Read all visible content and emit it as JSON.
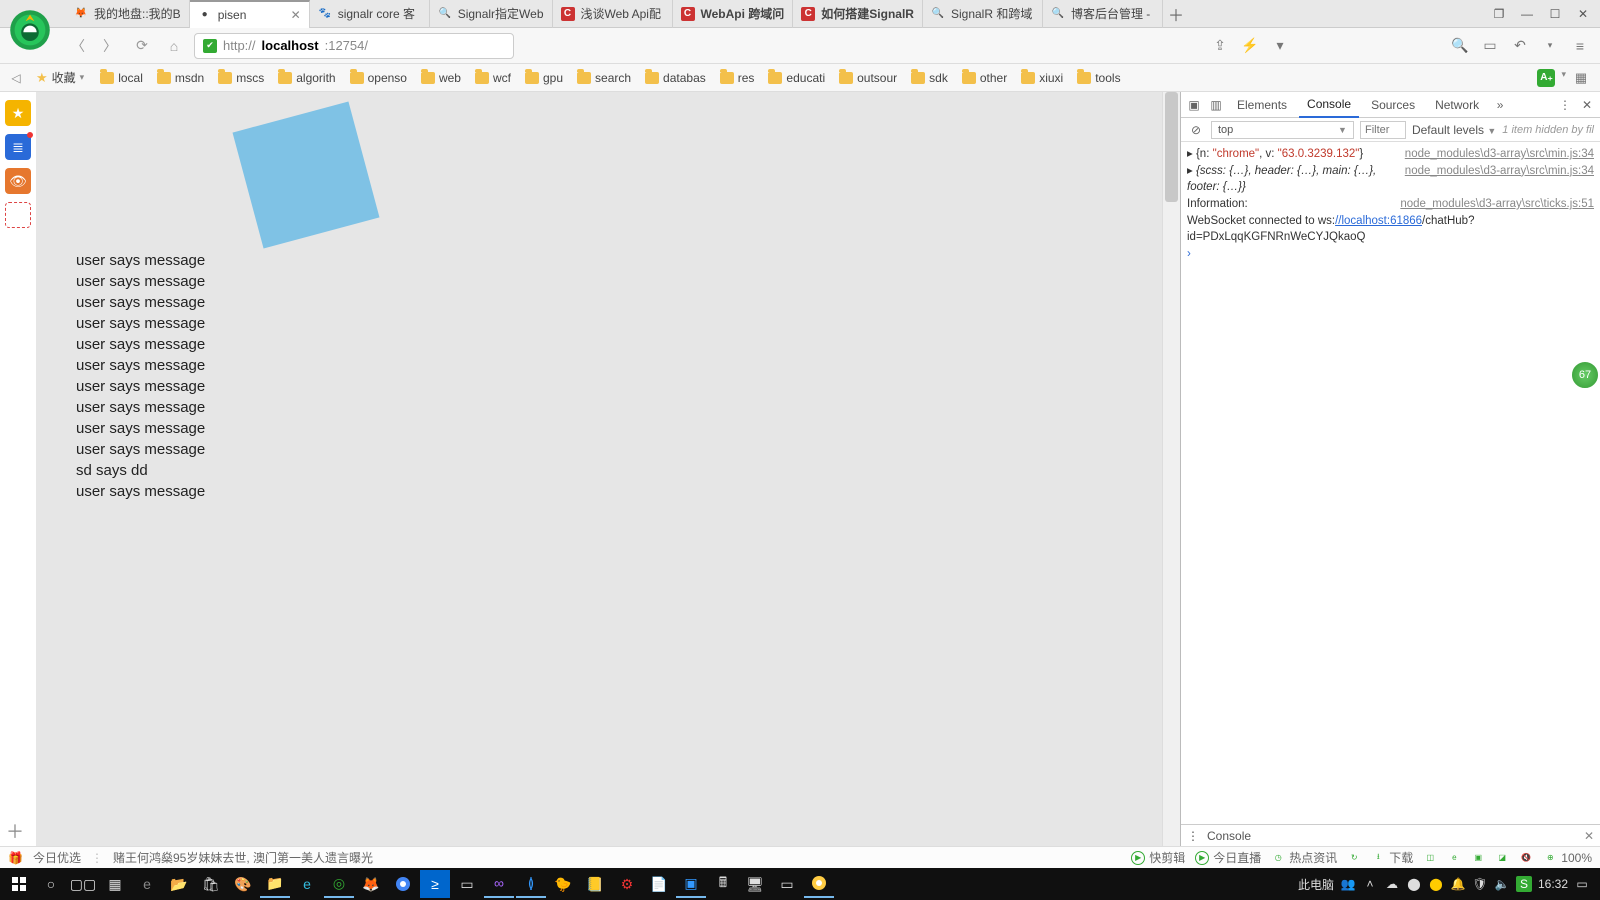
{
  "tabs": [
    {
      "label": "我的地盘::我的B",
      "icon": "firefox"
    },
    {
      "label": "pisen",
      "icon": "dot",
      "active": true,
      "close": true
    },
    {
      "label": "signalr core 客",
      "icon": "baidu"
    },
    {
      "label": "Signalr指定Web",
      "icon": "mag"
    },
    {
      "label": "浅谈Web Api配",
      "icon": "cnblogs"
    },
    {
      "label": "WebApi 跨域问",
      "icon": "cnblogs-red",
      "bold": true
    },
    {
      "label": "如何搭建SignalR",
      "icon": "cnblogs-red",
      "bold": true
    },
    {
      "label": "SignalR 和跨域",
      "icon": "mag"
    },
    {
      "label": "博客后台管理 -",
      "icon": "mag"
    }
  ],
  "window_controls": {
    "clone": "❐",
    "min": "—",
    "max": "☐",
    "close": "✕"
  },
  "addr": {
    "url_prefix": "http://",
    "url_host": "localhost",
    "url_port": ":12754/",
    "share": "share",
    "bolt": "⚡",
    "chev": "▾",
    "search": "search",
    "device": "▭",
    "undo": "↶",
    "menu": "≡"
  },
  "bookmarks": {
    "fav_label": "收藏 ",
    "items": [
      "local",
      "msdn",
      "mscs",
      "algorith",
      "openso",
      "web",
      "wcf",
      "gpu",
      "search",
      "databas",
      "res",
      "educati",
      "outsour",
      "sdk",
      "other",
      "xiuxi",
      "tools"
    ]
  },
  "side": [
    "star",
    "news",
    "weibo",
    "mail"
  ],
  "page": {
    "messages": [
      "user says message",
      "user says message",
      "user says message",
      "user says message",
      "user says message",
      "user says message",
      "user says message",
      "user says message",
      "user says message",
      "user says message",
      "sd says dd",
      "user says message"
    ]
  },
  "fps": "67",
  "devtools": {
    "tabs": [
      "Elements",
      "Console",
      "Sources",
      "Network"
    ],
    "active": "Console",
    "more": "»",
    "context": "top",
    "filter_placeholder": "Filter",
    "levels": "Default levels",
    "hidden": "1 item hidden by fil",
    "src1": "node_modules\\d3-array\\src\\min.js:34",
    "obj1_pre": "{n: ",
    "obj1_n": "\"chrome\"",
    "obj1_mid": ", v: ",
    "obj1_v": "\"63.0.3239.132\"",
    "obj1_post": "}",
    "src2": "node_modules\\d3-array\\src\\min.js:34",
    "obj2": "{scss: {…}, header: {…}, main: {…}, footer: {…}}",
    "src3": "node_modules\\d3-array\\src\\ticks.js:51",
    "info_label": "Information:",
    "ws1": "WebSocket connected to ws:",
    "ws_link": "//localhost:61866",
    "ws2": "/chatHub?id=PDxLqqKGFNRnWeCYJQkaoQ",
    "drawer": "Console"
  },
  "status": {
    "left_icon": "今日优选",
    "news": "赌王何鸿燊95岁妹妹去世, 澳门第一美人遗言曝光",
    "right": [
      {
        "icon": "▶",
        "label": "快剪辑"
      },
      {
        "icon": "▶",
        "label": "今日直播"
      },
      {
        "icon": "◷",
        "label": "热点资讯"
      },
      {
        "icon": "↻",
        "label": ""
      },
      {
        "icon": "⭳",
        "label": "下载"
      },
      {
        "icon": "◫",
        "label": ""
      },
      {
        "icon": "e",
        "label": ""
      },
      {
        "icon": "▣",
        "label": ""
      },
      {
        "icon": "◪",
        "label": ""
      },
      {
        "icon": "🔇",
        "label": ""
      },
      {
        "icon": "⊕",
        "label": "100%"
      }
    ]
  },
  "taskbar": {
    "tray_label": "此电脑",
    "clock": "16:32"
  }
}
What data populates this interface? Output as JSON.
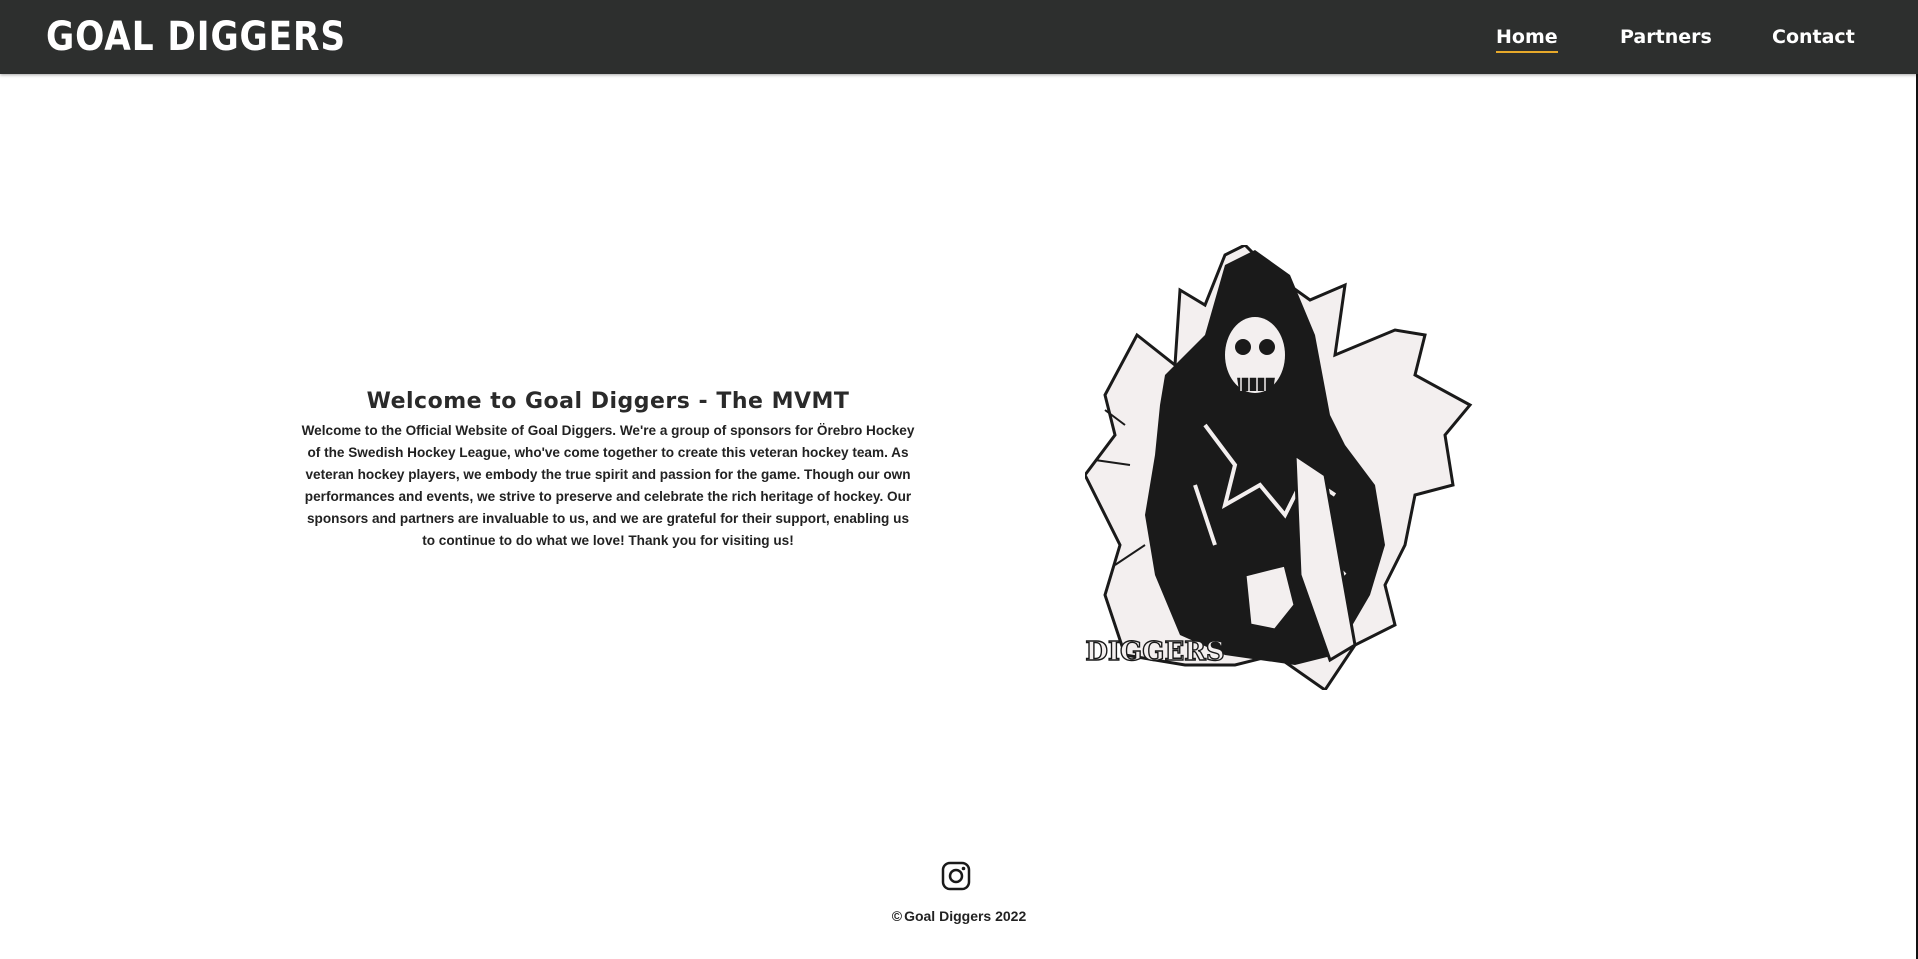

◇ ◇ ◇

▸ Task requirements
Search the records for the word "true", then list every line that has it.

▸ Task answer
      "active": true,
      "close": true
      "bold": true
      "bold": true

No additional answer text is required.